> [Records to use]:
★ ★ ★

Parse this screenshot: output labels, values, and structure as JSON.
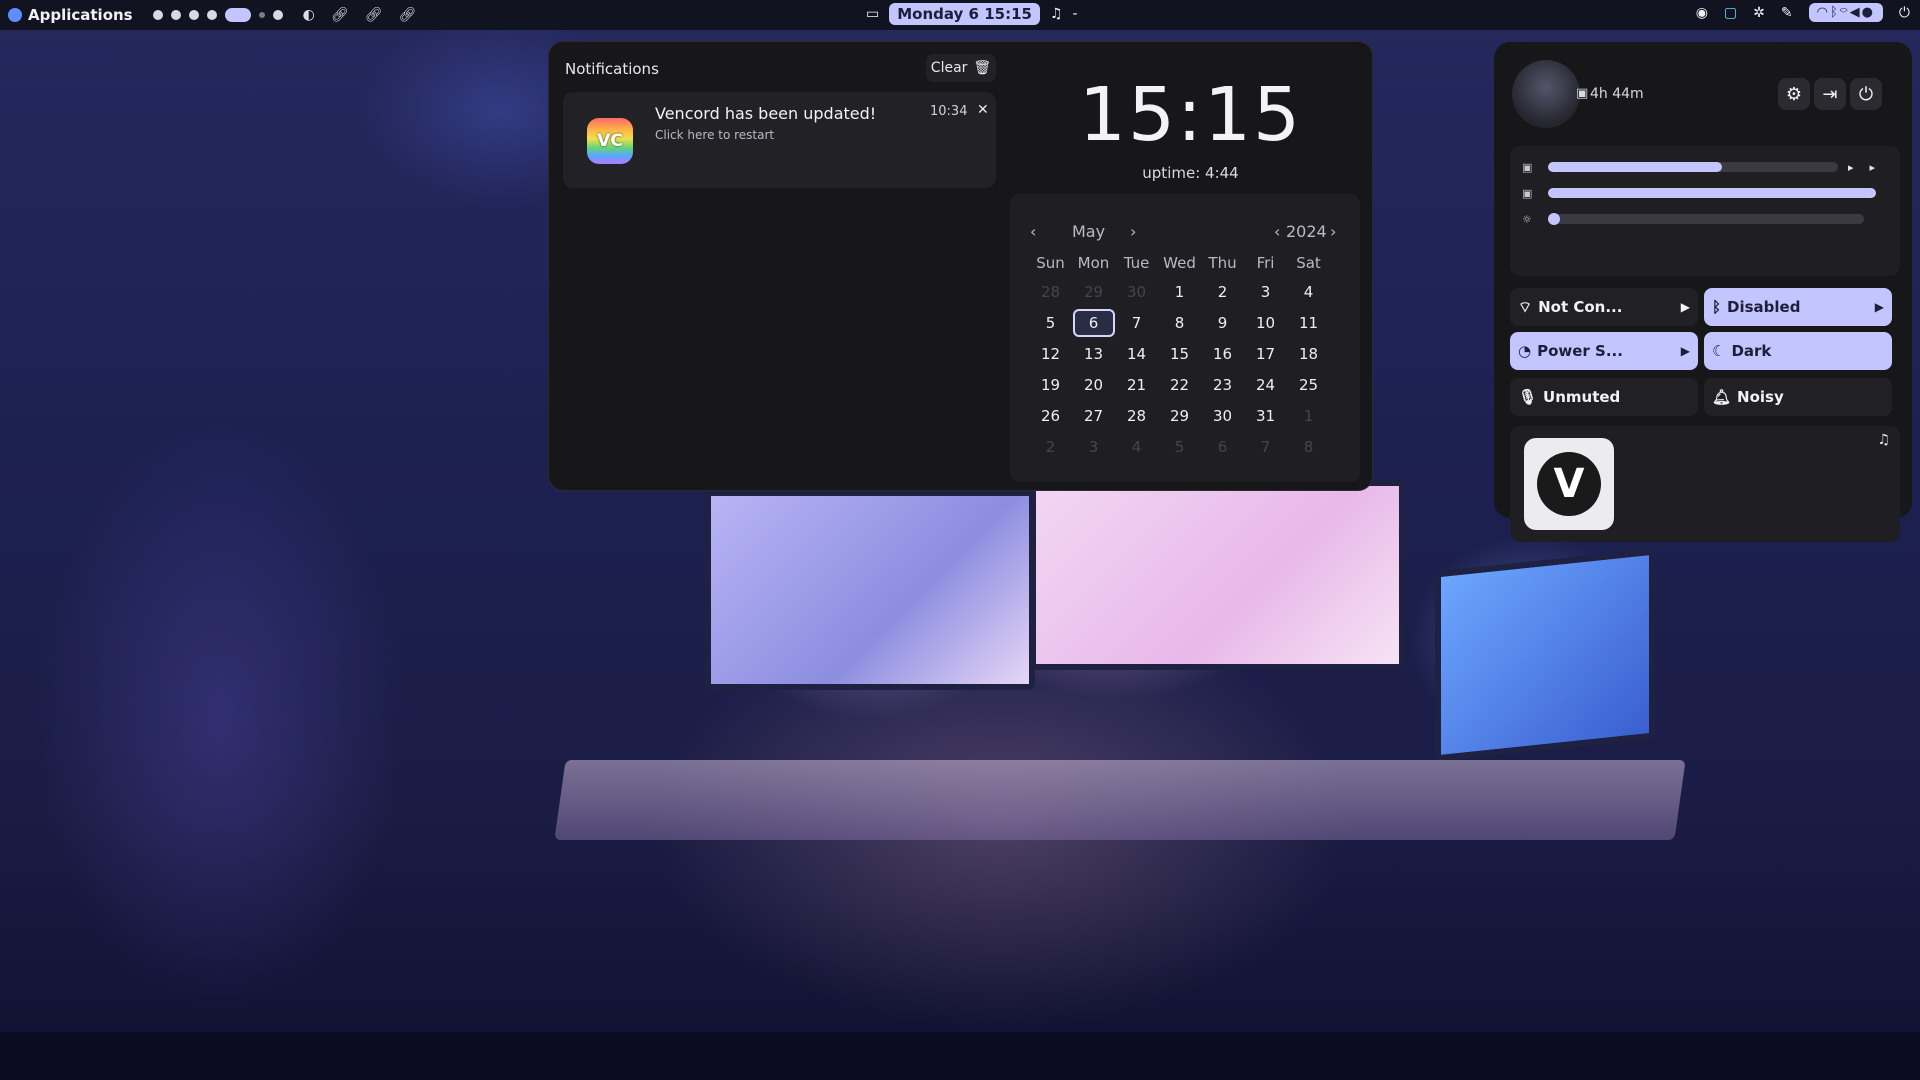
{
  "topbar": {
    "apps_label": "Applications",
    "clock": "Monday  6  15:15",
    "music_sep": "-"
  },
  "notifications": {
    "header": "Notifications",
    "clear_label": "Clear",
    "items": [
      {
        "title": "Vencord has been updated!",
        "body": "Click here to restart",
        "time": "10:34",
        "icon_text": "VC"
      }
    ]
  },
  "clock": {
    "time": "15:15",
    "uptime": "uptime: 4:44"
  },
  "calendar": {
    "month": "May",
    "year": "2024",
    "weekdays": [
      "Sun",
      "Mon",
      "Tue",
      "Wed",
      "Thu",
      "Fri",
      "Sat"
    ],
    "days": [
      [
        "28",
        "29",
        "30",
        "1",
        "2",
        "3",
        "4"
      ],
      [
        "5",
        "6",
        "7",
        "8",
        "9",
        "10",
        "11"
      ],
      [
        "12",
        "13",
        "14",
        "15",
        "16",
        "17",
        "18"
      ],
      [
        "19",
        "20",
        "21",
        "22",
        "23",
        "24",
        "25"
      ],
      [
        "26",
        "27",
        "28",
        "29",
        "30",
        "31",
        "1"
      ],
      [
        "2",
        "3",
        "4",
        "5",
        "6",
        "7",
        "8"
      ]
    ],
    "today": "6"
  },
  "quick_settings": {
    "battery_time": "4h 44m",
    "sliders": [
      {
        "name": "speaker-volume",
        "value": 0.6,
        "icon": "speaker-icon"
      },
      {
        "name": "mic-volume",
        "value": 1.0,
        "icon": "mic-icon"
      },
      {
        "name": "brightness",
        "value": 0.0,
        "icon": "brightness-icon"
      }
    ],
    "tiles": {
      "network": "Not Con...",
      "bluetooth": "Disabled",
      "power": "Power S...",
      "theme": "Dark",
      "mic": "Unmuted",
      "notifications": "Noisy"
    },
    "accent_color": "#c3c5ff"
  }
}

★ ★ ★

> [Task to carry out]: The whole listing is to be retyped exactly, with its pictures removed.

> [Exercise output]:
Parse this screenshot: output labels, values, and structure as JSON.
{
  "topbar": {
    "apps_label": "Applications",
    "clock": "Monday  6  15:15",
    "music_sep": "-"
  },
  "notifications": {
    "header": "Notifications",
    "clear_label": "Clear",
    "items": [
      {
        "title": "Vencord has been updated!",
        "body": "Click here to restart",
        "time": "10:34",
        "icon_text": "VC"
      }
    ]
  },
  "clock": {
    "time": "15:15",
    "uptime": "uptime: 4:44"
  },
  "calendar": {
    "month": "May",
    "year": "2024",
    "weekdays": [
      "Sun",
      "Mon",
      "Tue",
      "Wed",
      "Thu",
      "Fri",
      "Sat"
    ],
    "days": [
      [
        "28",
        "29",
        "30",
        "1",
        "2",
        "3",
        "4"
      ],
      [
        "5",
        "6",
        "7",
        "8",
        "9",
        "10",
        "11"
      ],
      [
        "12",
        "13",
        "14",
        "15",
        "16",
        "17",
        "18"
      ],
      [
        "19",
        "20",
        "21",
        "22",
        "23",
        "24",
        "25"
      ],
      [
        "26",
        "27",
        "28",
        "29",
        "30",
        "31",
        "1"
      ],
      [
        "2",
        "3",
        "4",
        "5",
        "6",
        "7",
        "8"
      ]
    ],
    "today": "6"
  },
  "quick_settings": {
    "battery_time": "4h 44m",
    "sliders": [
      {
        "name": "speaker-volume",
        "value": 0.6,
        "icon": "speaker-icon"
      },
      {
        "name": "mic-volume",
        "value": 1.0,
        "icon": "mic-icon"
      },
      {
        "name": "brightness",
        "value": 0.0,
        "icon": "brightness-icon"
      }
    ],
    "tiles": {
      "network": "Not Con...",
      "bluetooth": "Disabled",
      "power": "Power S...",
      "theme": "Dark",
      "mic": "Unmuted",
      "notifications": "Noisy"
    },
    "accent_color": "#c3c5ff"
  }
}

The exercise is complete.